What type of rock is best for radiometric dating
In a way this field, called geochronology, is some of the purest detective work earth scientists do.There are two basic approaches: relative age dating, and absolute age dating.
As these changes have occurred, organisms have evolved, and remnants of some have been preserved as fossils.For example, based on the primate fossil record, scientists know that living primates evolved from fossil primates and that this evolutionary history took tens of millions of years.By comparing fossils of different primate species, scientists can examine how features changed and how primates evolved through time.With the development of modern radiometric dating methods in the late 1940s and 1950s, it was possible for the first time not only to measure the lengths of the eras, periods, and epochs but also to check the relative order of these geologic time units.Radiometric dating verified that the relative time scale determined by stratigraphers and paleontologists (Figure 1) is absolutely correct, a result that could only have been obtained if both the relative time scale and radiometric dating methods were correct.2) To familiarize students with the concept of half-life in radioactive decay.
3) To have students see that individual runs of statistical processes are less predictable than the average of many runs (or that runs with relatively small numbers involved are less dependable than runs with many numbers).
The best evidence is contained in the Earth’s incomplete and complex but accurate stratigraphic record — a record that has been the subject of nearly two centuries of study.
Slowly and painstakingly, geologists have assembled this record into the generalized geologic time scale shown in Figure 1.
efore analyzing the arguments advanced by creation “scientists” for a very young Earth, I here summarize briefly the evidence that has convinced scientists that the Earth is 4.5 to 4.6 billion years old.
There can be no doubt about the Earth’s antiquity; the evidence is abundant, conclusive, and readily available to all who care to examine it.

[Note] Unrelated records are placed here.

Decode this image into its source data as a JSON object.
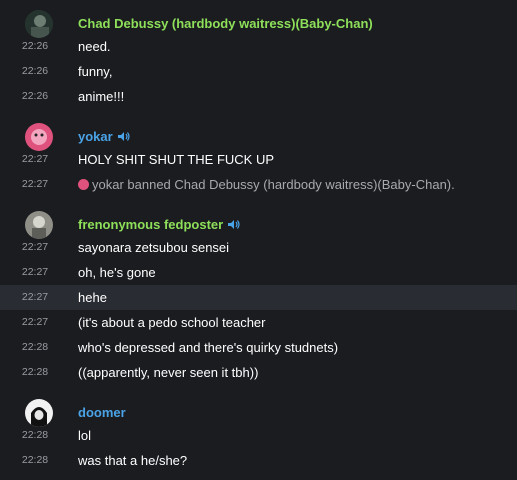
{
  "groups": [
    {
      "author": "Chad Debussy (hardbody waitress)(Baby-Chan)",
      "author_color": "#8ee05a",
      "avatar": "dark-figure-avatar",
      "messages": [
        {
          "time": "22:26",
          "text": "need."
        },
        {
          "time": "22:26",
          "text": "funny,"
        },
        {
          "time": "22:26",
          "text": "anime!!!"
        }
      ]
    },
    {
      "author": "yokar",
      "author_color": "#4aa3e6",
      "avatar": "pink-face-avatar",
      "messages": [
        {
          "time": "22:27",
          "text": "HOLY SHIT SHUT THE FUCK UP"
        }
      ],
      "system": {
        "time": "22:27",
        "text": "yokar banned Chad Debussy (hardbody waitress)(Baby-Chan)."
      }
    },
    {
      "author": "frenonymous fedposter",
      "author_color": "#8ee05a",
      "avatar": "grey-figure-avatar",
      "messages": [
        {
          "time": "22:27",
          "text": "sayonara zetsubou sensei"
        },
        {
          "time": "22:27",
          "text": "oh, he's gone"
        },
        {
          "time": "22:27",
          "text": "hehe"
        },
        {
          "time": "22:27",
          "text": "(it's about a pedo school teacher"
        },
        {
          "time": "22:28",
          "text": "who's depressed and there's quirky studnets)"
        },
        {
          "time": "22:28",
          "text": "((apparently, never seen it tbh))"
        }
      ]
    },
    {
      "author": "doomer",
      "author_color": "#4aa3e6",
      "avatar": "hooded-figure-avatar",
      "messages": [
        {
          "time": "22:28",
          "text": "lol"
        },
        {
          "time": "22:28",
          "text": "was that a he/she?"
        }
      ]
    }
  ]
}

Despite seeming like a relatively stable place, the Earth's surface has changed dramatically over the past 4.6 billion years.